President-elect Donald Trump is a climate change skeptic and an enthusiastic supporter of the fossil fuel industry. To minimize the Trump administration’s potential impact on the environment, activists want President Obama to erect roadblocks to future offshore oil and gas wells — even though Obama himself has a mixed record on drilling, sometimes restricting offshore wells, and other times delivering lucrative permits to underwater frackers.

On Thursday, the climate activst group 350.org called on Obama to “cancel all oil and gas leases in our public waters” before Trump takes office. The administration is set to release a five-year plan for offshore oil and gas drilling as early as today.

While Obama is reportedly willing to limit drilling in the Arctic going forward, the administration may leave the Gulf of Mexico and Alaska open to more extensive drilling. And some environmental groups want Obama to go further.

“With President-elect Trump threatening to drag us backwards on climate, it’s critical that President Obama take us another leap forward,” 350.org’s director May Boeve said. “Scientists are very clear that the only way to prevent catastrophic climate change is to keep fossil fuels in the ground, or in this case, under the ocean floor.”

According to the Center for Biodiversity, exploiting the energy resources in the Gulf would produce more emissions than 9,500 coal-fired power plants operating for a year. Still, the latest draft of the Obama administration’s offshore leasing plan includes nearly the entire Gulf region, and extensive offshore regions in Alaska.

International Business Times previously reported that the proposal relied on research funded by the fossil fuel industry; it appeared to justify what would be lucrative leases.

Trump has enthusiastically embraced fossil fuels — especially coal. The president-elected repeatedly said on the campaign trail that “America's incredible energy potential remains untapped,” and he appointed a climate-change denier to head his EPA transition team.

At the same time, Trump doesn’t appear to have a well-defined position on offshore drilling. When asked by a reporter at the Tampa Bay Times about drilling close to the coastline, Trump replied: “They’ve already got plenty in the Gulf ... It would be a little bit of a shame [to expand drilling closer to Florida], because there’s so much fracking and there’s so much oil that we have now that we never thought possible.” When pressed for details, Trump responded: “That’s an issue I’d absolutely study and do the right thing.”

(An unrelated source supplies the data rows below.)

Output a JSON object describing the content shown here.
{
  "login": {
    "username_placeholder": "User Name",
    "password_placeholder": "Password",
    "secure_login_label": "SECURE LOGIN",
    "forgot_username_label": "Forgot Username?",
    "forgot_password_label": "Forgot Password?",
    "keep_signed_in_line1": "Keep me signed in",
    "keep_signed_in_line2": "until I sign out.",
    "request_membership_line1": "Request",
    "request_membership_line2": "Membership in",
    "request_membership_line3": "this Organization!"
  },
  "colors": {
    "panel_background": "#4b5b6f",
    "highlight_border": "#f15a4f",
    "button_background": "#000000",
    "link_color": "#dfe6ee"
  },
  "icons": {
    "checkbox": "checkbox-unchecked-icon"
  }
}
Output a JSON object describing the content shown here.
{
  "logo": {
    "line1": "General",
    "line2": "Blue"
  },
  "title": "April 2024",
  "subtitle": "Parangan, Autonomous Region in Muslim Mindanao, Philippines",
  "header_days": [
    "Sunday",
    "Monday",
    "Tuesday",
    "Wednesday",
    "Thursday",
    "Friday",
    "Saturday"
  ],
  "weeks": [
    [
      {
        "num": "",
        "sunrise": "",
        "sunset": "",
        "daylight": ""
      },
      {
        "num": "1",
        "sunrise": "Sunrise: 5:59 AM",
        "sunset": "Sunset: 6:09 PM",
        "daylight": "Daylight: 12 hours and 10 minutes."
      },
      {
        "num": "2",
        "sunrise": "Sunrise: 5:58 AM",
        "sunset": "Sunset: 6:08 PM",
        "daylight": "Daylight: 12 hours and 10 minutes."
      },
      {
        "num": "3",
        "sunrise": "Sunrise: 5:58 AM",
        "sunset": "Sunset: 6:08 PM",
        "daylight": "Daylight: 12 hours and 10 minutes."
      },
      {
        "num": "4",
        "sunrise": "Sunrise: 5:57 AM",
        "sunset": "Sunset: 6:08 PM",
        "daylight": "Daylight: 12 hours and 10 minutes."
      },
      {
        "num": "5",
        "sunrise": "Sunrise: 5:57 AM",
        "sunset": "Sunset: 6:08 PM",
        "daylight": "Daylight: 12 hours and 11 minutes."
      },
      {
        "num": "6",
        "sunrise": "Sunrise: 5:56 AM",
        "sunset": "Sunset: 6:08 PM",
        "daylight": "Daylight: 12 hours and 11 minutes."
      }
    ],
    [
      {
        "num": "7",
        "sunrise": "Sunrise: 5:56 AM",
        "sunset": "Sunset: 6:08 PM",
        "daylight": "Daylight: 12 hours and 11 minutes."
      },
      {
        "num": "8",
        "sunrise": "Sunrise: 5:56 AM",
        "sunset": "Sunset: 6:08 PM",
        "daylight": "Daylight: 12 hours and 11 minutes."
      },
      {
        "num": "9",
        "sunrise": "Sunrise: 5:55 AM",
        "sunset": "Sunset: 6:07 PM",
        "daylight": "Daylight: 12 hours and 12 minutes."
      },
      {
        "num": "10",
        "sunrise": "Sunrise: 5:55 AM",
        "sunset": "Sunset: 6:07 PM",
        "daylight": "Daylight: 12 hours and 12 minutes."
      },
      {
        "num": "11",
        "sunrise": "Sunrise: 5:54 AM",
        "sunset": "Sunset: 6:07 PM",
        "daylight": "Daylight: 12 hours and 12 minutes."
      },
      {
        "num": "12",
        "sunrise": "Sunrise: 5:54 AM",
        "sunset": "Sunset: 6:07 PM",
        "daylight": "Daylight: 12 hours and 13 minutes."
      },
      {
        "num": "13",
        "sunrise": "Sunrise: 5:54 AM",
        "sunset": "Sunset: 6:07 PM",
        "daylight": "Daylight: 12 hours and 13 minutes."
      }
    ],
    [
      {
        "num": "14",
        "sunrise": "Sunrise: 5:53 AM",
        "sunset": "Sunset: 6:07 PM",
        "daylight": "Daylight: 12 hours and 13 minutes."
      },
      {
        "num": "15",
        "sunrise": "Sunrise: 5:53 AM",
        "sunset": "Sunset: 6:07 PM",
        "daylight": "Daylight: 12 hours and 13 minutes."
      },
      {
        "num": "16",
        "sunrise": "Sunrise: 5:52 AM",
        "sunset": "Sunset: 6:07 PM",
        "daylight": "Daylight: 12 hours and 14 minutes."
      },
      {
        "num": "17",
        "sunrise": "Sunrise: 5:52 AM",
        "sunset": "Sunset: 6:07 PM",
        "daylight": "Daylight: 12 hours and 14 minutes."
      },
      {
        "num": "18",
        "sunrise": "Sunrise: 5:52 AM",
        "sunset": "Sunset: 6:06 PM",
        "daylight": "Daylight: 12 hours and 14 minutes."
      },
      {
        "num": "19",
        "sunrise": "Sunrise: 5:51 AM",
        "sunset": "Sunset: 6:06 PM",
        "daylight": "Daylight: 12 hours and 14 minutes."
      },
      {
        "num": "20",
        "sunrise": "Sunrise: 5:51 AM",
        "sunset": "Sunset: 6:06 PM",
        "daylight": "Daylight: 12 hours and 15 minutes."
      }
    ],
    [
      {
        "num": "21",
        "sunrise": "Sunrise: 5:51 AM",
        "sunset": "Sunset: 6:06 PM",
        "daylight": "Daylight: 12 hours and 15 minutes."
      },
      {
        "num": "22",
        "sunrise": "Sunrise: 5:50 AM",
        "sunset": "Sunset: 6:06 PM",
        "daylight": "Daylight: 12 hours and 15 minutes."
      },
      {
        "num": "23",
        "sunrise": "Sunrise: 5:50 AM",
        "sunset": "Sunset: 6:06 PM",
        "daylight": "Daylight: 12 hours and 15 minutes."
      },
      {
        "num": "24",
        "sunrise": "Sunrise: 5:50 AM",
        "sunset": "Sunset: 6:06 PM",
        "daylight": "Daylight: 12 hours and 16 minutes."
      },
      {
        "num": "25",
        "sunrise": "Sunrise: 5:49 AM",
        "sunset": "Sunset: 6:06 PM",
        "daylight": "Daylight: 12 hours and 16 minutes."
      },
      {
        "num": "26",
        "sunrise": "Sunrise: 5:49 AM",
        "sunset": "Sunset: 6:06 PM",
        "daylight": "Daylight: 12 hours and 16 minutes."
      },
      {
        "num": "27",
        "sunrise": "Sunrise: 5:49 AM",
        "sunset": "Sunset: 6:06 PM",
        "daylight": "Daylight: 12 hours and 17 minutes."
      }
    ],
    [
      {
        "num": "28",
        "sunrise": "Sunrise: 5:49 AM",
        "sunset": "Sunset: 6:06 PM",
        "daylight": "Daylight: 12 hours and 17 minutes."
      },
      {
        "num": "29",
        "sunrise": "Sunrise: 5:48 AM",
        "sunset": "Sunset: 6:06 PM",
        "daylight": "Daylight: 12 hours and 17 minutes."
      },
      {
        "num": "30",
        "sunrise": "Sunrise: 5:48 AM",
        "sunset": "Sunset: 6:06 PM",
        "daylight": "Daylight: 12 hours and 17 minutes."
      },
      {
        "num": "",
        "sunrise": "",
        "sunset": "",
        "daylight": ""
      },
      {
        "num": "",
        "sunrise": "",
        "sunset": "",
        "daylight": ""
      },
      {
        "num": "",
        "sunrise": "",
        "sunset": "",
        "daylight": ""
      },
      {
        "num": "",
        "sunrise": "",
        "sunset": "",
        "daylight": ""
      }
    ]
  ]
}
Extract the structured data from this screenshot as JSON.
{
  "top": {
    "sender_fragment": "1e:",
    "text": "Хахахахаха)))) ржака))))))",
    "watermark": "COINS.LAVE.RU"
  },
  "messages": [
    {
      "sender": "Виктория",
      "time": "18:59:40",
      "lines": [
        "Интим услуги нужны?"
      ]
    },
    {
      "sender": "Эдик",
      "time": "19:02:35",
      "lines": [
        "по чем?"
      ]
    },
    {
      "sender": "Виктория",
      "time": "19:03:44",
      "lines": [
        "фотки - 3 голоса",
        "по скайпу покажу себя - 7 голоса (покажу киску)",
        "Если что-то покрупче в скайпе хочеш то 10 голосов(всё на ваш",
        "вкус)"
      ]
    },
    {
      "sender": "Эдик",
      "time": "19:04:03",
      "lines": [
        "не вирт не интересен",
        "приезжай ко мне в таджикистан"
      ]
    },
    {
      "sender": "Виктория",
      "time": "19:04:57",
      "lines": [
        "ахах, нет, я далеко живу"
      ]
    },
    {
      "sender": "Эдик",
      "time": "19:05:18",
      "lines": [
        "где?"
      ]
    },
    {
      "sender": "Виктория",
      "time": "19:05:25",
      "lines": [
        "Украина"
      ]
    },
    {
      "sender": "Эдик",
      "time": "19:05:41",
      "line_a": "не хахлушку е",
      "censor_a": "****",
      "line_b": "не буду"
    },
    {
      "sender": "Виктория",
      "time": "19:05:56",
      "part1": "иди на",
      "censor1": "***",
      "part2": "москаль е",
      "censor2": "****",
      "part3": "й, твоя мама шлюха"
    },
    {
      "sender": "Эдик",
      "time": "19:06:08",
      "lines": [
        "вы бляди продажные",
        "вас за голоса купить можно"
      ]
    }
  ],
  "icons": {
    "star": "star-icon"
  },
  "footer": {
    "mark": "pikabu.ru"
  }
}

One potential sign of Trump’s current thinking was the decision to give Michael Catanzaro — a lobbyist for Devon Energy and Encana Oil and Gas — the “energy independence” portfolio, in his transition team. Both oil companies have in the past drilled for oil in the Gulf. Earlier this week, Vice President-elect Mike Pence announced that lobbyists would be purged from the team. It’s unclear if Catanzaro is still working for Trump.

Since Trump's victory last week, Obama has taken a number of steps to restrict future fossil fuel exploitation, including a decision Monday to cancel a lease to Devon Energy to drill on Native American land in Montana. While Obama hasn't publically spoken about the offshore drilling leases, unnamed officials told Bloomberg this week that the administration is taking concrete steps to remove the Arctic from the list of future leases. It could take Trump several years to reverse that decision, since the offshore leasing blueprint requires a lengthy bureaucratic procces to unwind.

Some environmental groups are looking for more longterm solution. The Natural Resources Defense Council, the League of Conservation Voters and NextGen Climate Action Group have all called on Obama to use an obscure 1953 law — The Outer Continental Shelf Lands Act — to permantly ban drilling in parts of the Arctic Shelf.